    Fire God And Fear sees the band return to singing in English, and, over the course of just short of five-minutes, delivering something akin to a funeral dirge. Opening with a quote from Voltaire, it starts off calm and quiet but thirty-seconds into it shifts gears and plunges into a wonderfully intense goth-metal gallop. The vocal delivery here is intense but the it’s the guitar work that really stands out on this one, with Tolis and Emmanuel doing a fantastic job of playing in unison. Again, it’s the tone of the track that really makes it work, those eerie chanted chorus’ really sticking in your craw.

    The Voice Of Universe might be the gothiest track on the album, it’s chock full of more chanting and repetition than anything else included here, and it’s all the better for it. If the lead vocals are a bit limited in range, Rotting Christ is smart enough to play to Tholis’ strengths in this area. The New Messiah is a blasphemous three-minute mid-tempo mix of goth metal and black metal that ends with a pertinent quote from the book of Matthew. It isn’t the best song on the record, it’s a bit less orchestrally impressive and a bit less immersive but it shares many of the same qualities as the better tracks, mainly in the vocal and guitar playing department.

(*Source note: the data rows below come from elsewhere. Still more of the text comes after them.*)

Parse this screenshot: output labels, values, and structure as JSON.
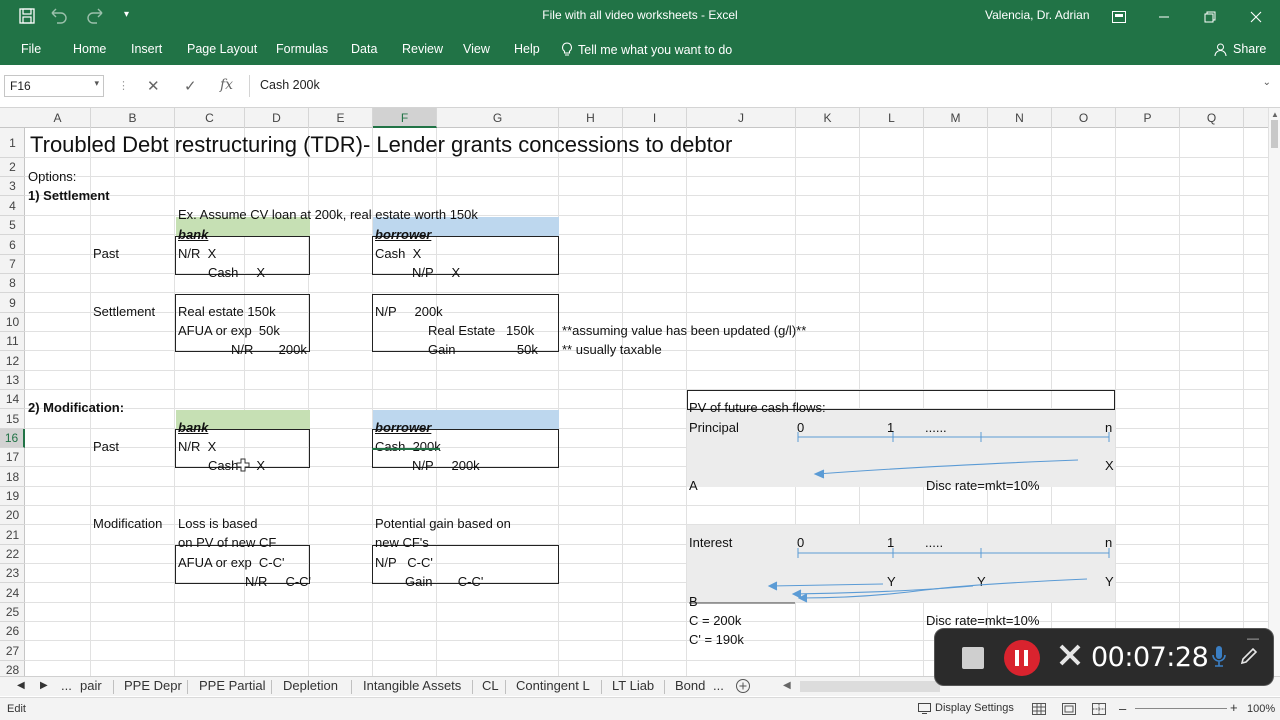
{
  "window": {
    "title": "File with all video worksheets  -  Excel",
    "user": "Valencia, Dr. Adrian"
  },
  "ribbon": {
    "tabs": [
      "File",
      "Home",
      "Insert",
      "Page Layout",
      "Formulas",
      "Data",
      "Review",
      "View",
      "Help"
    ],
    "tell_me": "Tell me what you want to do",
    "share": "Share"
  },
  "formula_bar": {
    "name_box": "F16",
    "fx": "fx",
    "content": "Cash  200k"
  },
  "grid": {
    "columns": [
      "A",
      "B",
      "C",
      "D",
      "E",
      "F",
      "G",
      "H",
      "I",
      "J",
      "K",
      "L",
      "M",
      "N",
      "O",
      "P",
      "Q"
    ],
    "rows": [
      "1",
      "2",
      "3",
      "4",
      "5",
      "6",
      "7",
      "8",
      "9",
      "10",
      "11",
      "12",
      "13",
      "14",
      "15",
      "16",
      "17",
      "18",
      "19",
      "20",
      "21",
      "22",
      "23",
      "24",
      "25",
      "26",
      "27",
      "28"
    ],
    "selected_column": "F",
    "selected_row": "16"
  },
  "sheet": {
    "title": "Troubled Debt restructuring (TDR)- Lender grants concessions to debtor",
    "options": "Options:",
    "settlement_heading": "1) Settlement",
    "example": "Ex. Assume CV loan at 200k, real estate worth 150k",
    "bank": "bank",
    "borrower": "borrower",
    "past": "Past",
    "bank_nr_x": "N/R  X",
    "bank_cash_x": "Cash     X",
    "borrower_cash_x": "Cash  X",
    "borrower_np_x": "N/P     X",
    "settlement": "Settlement",
    "real_estate_150k": "Real estate 150k",
    "afua_50k": "AFUA or exp  50k",
    "nr_200k": "N/R       200k",
    "np_200k": "N/P     200k",
    "real_estate_cr": "Real Estate   150k",
    "gain_50k": "Gain                 50k",
    "note_value": "**assuming value has been updated (g/l)**",
    "note_taxable": "** usually taxable",
    "modification_heading": "2) Modification:",
    "bank2": "bank",
    "borrower2": "borrower",
    "past2": "Past",
    "bank2_nr_x": "N/R  X",
    "bank2_cash_x": "Cash     X",
    "borrower2_cash": "Cash  200k",
    "borrower2_np": "N/P     200k",
    "modification": "Modification",
    "loss_based": "Loss is based",
    "on_pv": "on PV of new CF",
    "afua_cc": "AFUA or exp  C-C'",
    "nr_cc": "N/R     C-C'",
    "potential_gain": "Potential gain based on",
    "new_cfs": "new CF's",
    "np_cc": "N/P   C-C'",
    "gain_cc": "Gain       C-C'",
    "pv_title": "PV of future cash flows:",
    "principal": "Principal",
    "p_0": "0",
    "p_1": "1",
    "p_dots": "......",
    "p_n": "n",
    "p_x": "X",
    "a_label": "A",
    "disc1": "Disc rate=mkt=10%",
    "interest": "Interest",
    "i_0": "0",
    "i_1": "1",
    "i_dots": ".....",
    "i_n": "n",
    "y1": "Y",
    "y2": "Y",
    "y3": "Y",
    "b_label": "B",
    "c_200k": "C = 200k",
    "c_190k": "C' = 190k",
    "disc2": "Disc rate=mkt=10%"
  },
  "sheet_tabs": {
    "left_more": "...",
    "tabs": [
      "pair",
      "PPE Depr",
      "PPE Partial",
      "Depletion",
      "Intangible Assets",
      "CL",
      "Contingent L",
      "LT Liab",
      "Bond"
    ],
    "right_more": "..."
  },
  "status": {
    "mode": "Edit",
    "display_settings": "Display Settings",
    "zoom": "100%"
  },
  "recorder": {
    "time": "00:07:28"
  },
  "colors": {
    "excel_green": "#217346",
    "bank_fill": "#c6e0b4",
    "borrower_fill": "#bdd7ee",
    "arrow_blue": "#5b9bd5",
    "record_red": "#d9232e"
  }
}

    The album closes off with The Raven, which is quite literally an adaptation of the poem written by none other than Edgar Allan Poe. Here, over a span of just over five-minutes, the band lays down a beautifully dark backdrop over which to read some of horrordom’s most beloved author’s best known words (with some original lyrical content thrown in for good measure). It’s an interesting and seriously cool way to end the record, with Sakis doing an extremely dramatic line delivery, bringing it close to but not ever quite overdoing it.

    It’s intense stuff, where clearly a lot of thought went into the lyrics with the band, quoting and pulling influence from many historical authors and free thinkers, taking aim at the institutions you’d expect them to – mainly the Roman Catholic Church. The production is very polished, the album sounds remarkably clean, but this doesn’t take away from the tone and the mood and the dark atmosphere that The Heretics absolutely benefits from. The fact that the band plays with as much skill as they do and that they can do this as tightly as they do, is also worth mentioning. These guys hit hard and hit with serious accuracy, and The Heretics, if not quite perfect, emerges as an early front runner as one of the most interesting and unique metal albums of the year.